(Thursday, March 6, 2003 -- CropChoice news) -- Randy Fabi, Reuters: WASHINGTON A coalition of U.S. environmental and consumer groups Wednesday threatened to sue the U.S. Agriculture Department unless it temporarily halts planting of biotech crops engineered to produce medicinal and industrial products.

At issue is the worry that some new kinds of bioengineered crops could inadvertently contaminate corn, soybeans, and other nearby crops grown for human and livestock food.

A coalition of 11 groups, including Friends of the Earth, Greenpeace, and Center for Food Safety, accused the USDA of allowing the experimental crops to be planted without conducting required environmental risk assessments.

Without such analyses, the USDA "is risking permanent contamination of the environment and our food supply with numerous drugs and chemicals," said Peter Jenkins, attorney for the Center for Food Safety.

USDA officials were not immediately available for comment.

The coalition of activist groups has long criticized biotech crops, even those approved for food and livestock feed, saying they may harm the environment and could cause an increase in allergic reactions in consumers.

American farm groups and foodmakers are strong supporters of biotech foods but are split on the future of so-called "bio-pharm" crops.

Biotech companies like Dow Chemical Co. and Monsanto Co. are engineering corn, soybeans, tobacco, and sugar crops as a cheaper way to mass produce medicines to treat a range of human ailments.

The USDA and the Food and Drug Administration are expected to propose new rules for growing medicinal crops this week.

Industry sources said on Tuesday that the new proposed rules will require U.S. farmers to plant experimental pharmaceutical crops further away from nearby fields with food crops. They will also urge growers to use completely separate farm equipment when planting, cultivating, and harvesting the pharmaceutical plants, the sources said.

No pharmaceutical crops have yet been approved by U.S. regulators for commercial use.
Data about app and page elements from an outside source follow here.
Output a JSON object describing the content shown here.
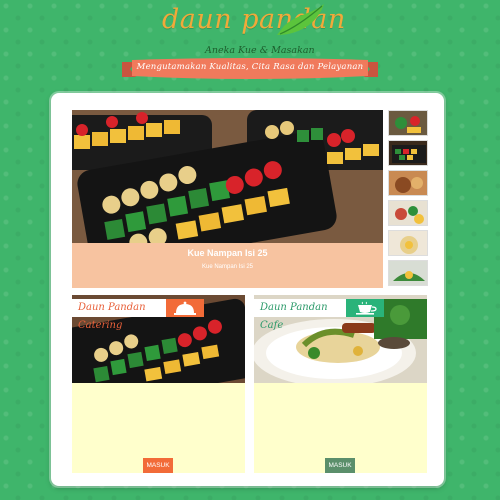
{
  "brand": {
    "title": "daun pandan",
    "tagline": "Aneka Kue & Masakan",
    "ribbon": "Mengutamakan Kualitas, Cita Rasa dan Pelayanan"
  },
  "slider": {
    "caption_title": "Kue Nampan Isi 25",
    "caption_sub": "Kue Nampan Isi 25"
  },
  "cards": [
    {
      "label": "Daun Pandan Catering",
      "icon": "cloche-icon",
      "button": "MASUK",
      "accent": "#f26b38"
    },
    {
      "label": "Daun Pandan Cafe",
      "icon": "cup-icon",
      "button": "MASUK",
      "accent": "#2ab37a"
    }
  ],
  "colors": {
    "background": "#3fb56b",
    "caption": "#f7c3a0",
    "card_body": "#ffffcc",
    "catering_button": "#f26b38",
    "cafe_button": "#5b8f6b",
    "logo": "#f1a93a",
    "ribbon": "#f07a5c"
  }
}
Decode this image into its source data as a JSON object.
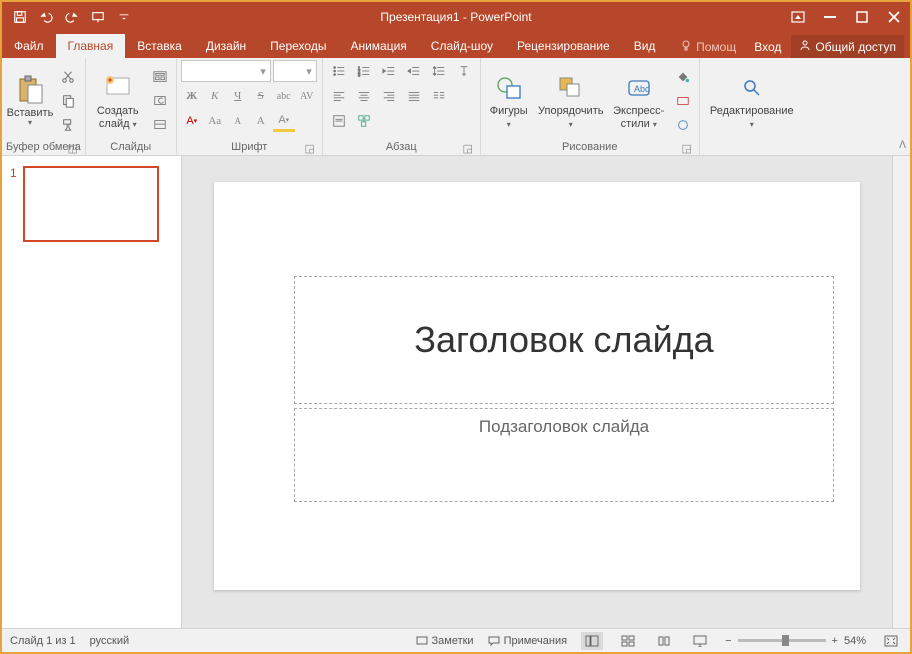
{
  "window_title": "Презентация1 - PowerPoint",
  "tabs": {
    "file": "Файл",
    "home": "Главная",
    "insert": "Вставка",
    "design": "Дизайн",
    "transitions": "Переходы",
    "animations": "Анимация",
    "slideshow": "Слайд-шоу",
    "review": "Рецензирование",
    "view": "Вид"
  },
  "tabrow_right": {
    "tellme": "Помощ",
    "signin": "Вход",
    "share": "Общий доступ"
  },
  "ribbon": {
    "clipboard": {
      "label": "Буфер обмена",
      "paste": "Вставить"
    },
    "slides": {
      "label": "Слайды",
      "newslide1": "Создать",
      "newslide2": "слайд"
    },
    "font": {
      "label": "Шрифт"
    },
    "paragraph": {
      "label": "Абзац"
    },
    "drawing": {
      "label": "Рисование",
      "shapes": "Фигуры",
      "arrange": "Упорядочить",
      "quickstyles1": "Экспресс-",
      "quickstyles2": "стили"
    },
    "editing": {
      "label": "Редактирование"
    }
  },
  "slide": {
    "number": "1",
    "title_placeholder": "Заголовок слайда",
    "subtitle_placeholder": "Подзаголовок слайда"
  },
  "statusbar": {
    "slide_of": "Слайд 1 из 1",
    "language": "русский",
    "notes": "Заметки",
    "comments": "Примечания",
    "zoom": "54%"
  },
  "font_glyphs": {
    "b": "Ж",
    "i": "К",
    "u": "Ч",
    "s": "S",
    "shadow": "abc",
    "av": "AV",
    "Afont": "A",
    "Aa": "Aa",
    "Asmall": "A",
    "Abig": "A",
    "Acolor": "A"
  }
}
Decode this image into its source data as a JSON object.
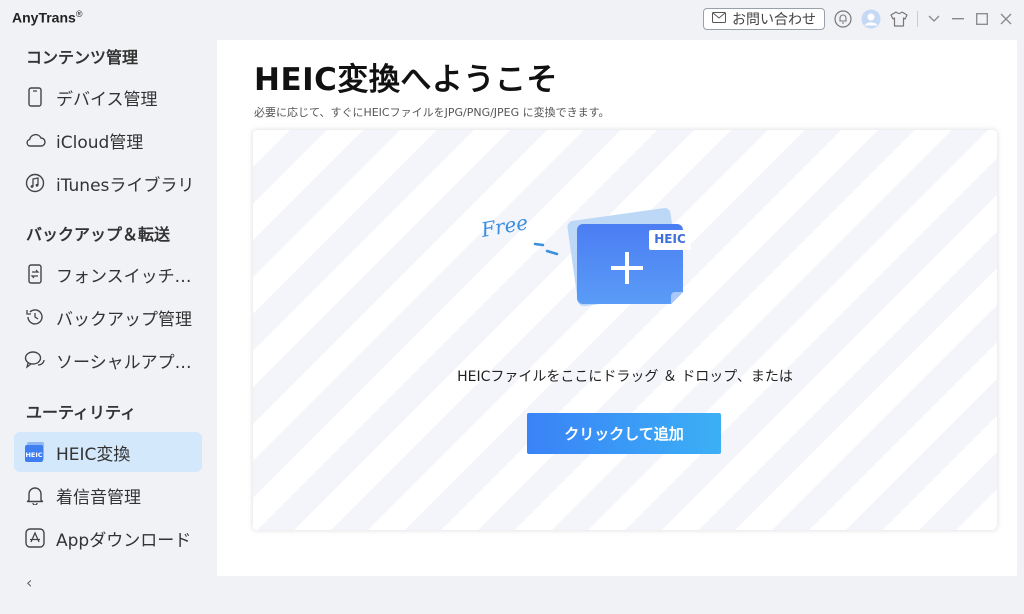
{
  "app": {
    "title": "AnyTrans",
    "trademark": "®"
  },
  "titlebar": {
    "contact_label": "お問い合わせ"
  },
  "sidebar": {
    "sections": [
      {
        "title": "コンテンツ管理"
      },
      {
        "title": "バックアップ＆転送"
      },
      {
        "title": "ユーティリティ"
      }
    ],
    "items": [
      {
        "label": "デバイス管理",
        "icon": "phone-icon"
      },
      {
        "label": "iCloud管理",
        "icon": "cloud-icon"
      },
      {
        "label": "iTunesライブラリ",
        "icon": "music-icon"
      },
      {
        "label": "フォンスイッチャー",
        "icon": "phone-switch-icon"
      },
      {
        "label": "バックアップ管理",
        "icon": "history-icon"
      },
      {
        "label": "ソーシャルアプリの...",
        "icon": "chat-icon"
      },
      {
        "label": "HEIC変換",
        "icon": "heic-icon",
        "active": true
      },
      {
        "label": "着信音管理",
        "icon": "bell-icon"
      },
      {
        "label": "Appダウンロード",
        "icon": "app-store-icon"
      }
    ],
    "collapse_symbol": "‹"
  },
  "main": {
    "title": "HEIC変換へようこそ",
    "subtitle": "必要に応じて、すぐにHEICファイルをJPG/PNG/JPEG に変換できます。",
    "illustration": {
      "free_label": "Free",
      "badge_label": "HEIC",
      "plus_symbol": "+"
    },
    "drop_text": "HEICファイルをここにドラッグ ＆ ドロップ、または",
    "add_button_label": "クリックして追加"
  },
  "colors": {
    "accent": "#3a82f7",
    "active_bg": "#d4e8fb",
    "folder_blue": "#4a7ef2",
    "free_blue": "#3a8fe0"
  }
}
Last year, about 300 acres of American farmland in Hawaii, Iowa, and other states were planted with experimental pharmaceutical crops.

The crops have attracted new attention since late last year, when ProdiGene, a small Texas biotech company, paid about $3 million in fines and costs to settle USDA allegations that the firm accidentally contaminated food crops with its pharmaceutical corn.

The activist coalition said that incident showed the new crops pose a danger to the nation's food supply. The groups said they will file a lawsuit against USDA unless the government imposed a temporary ban by early May.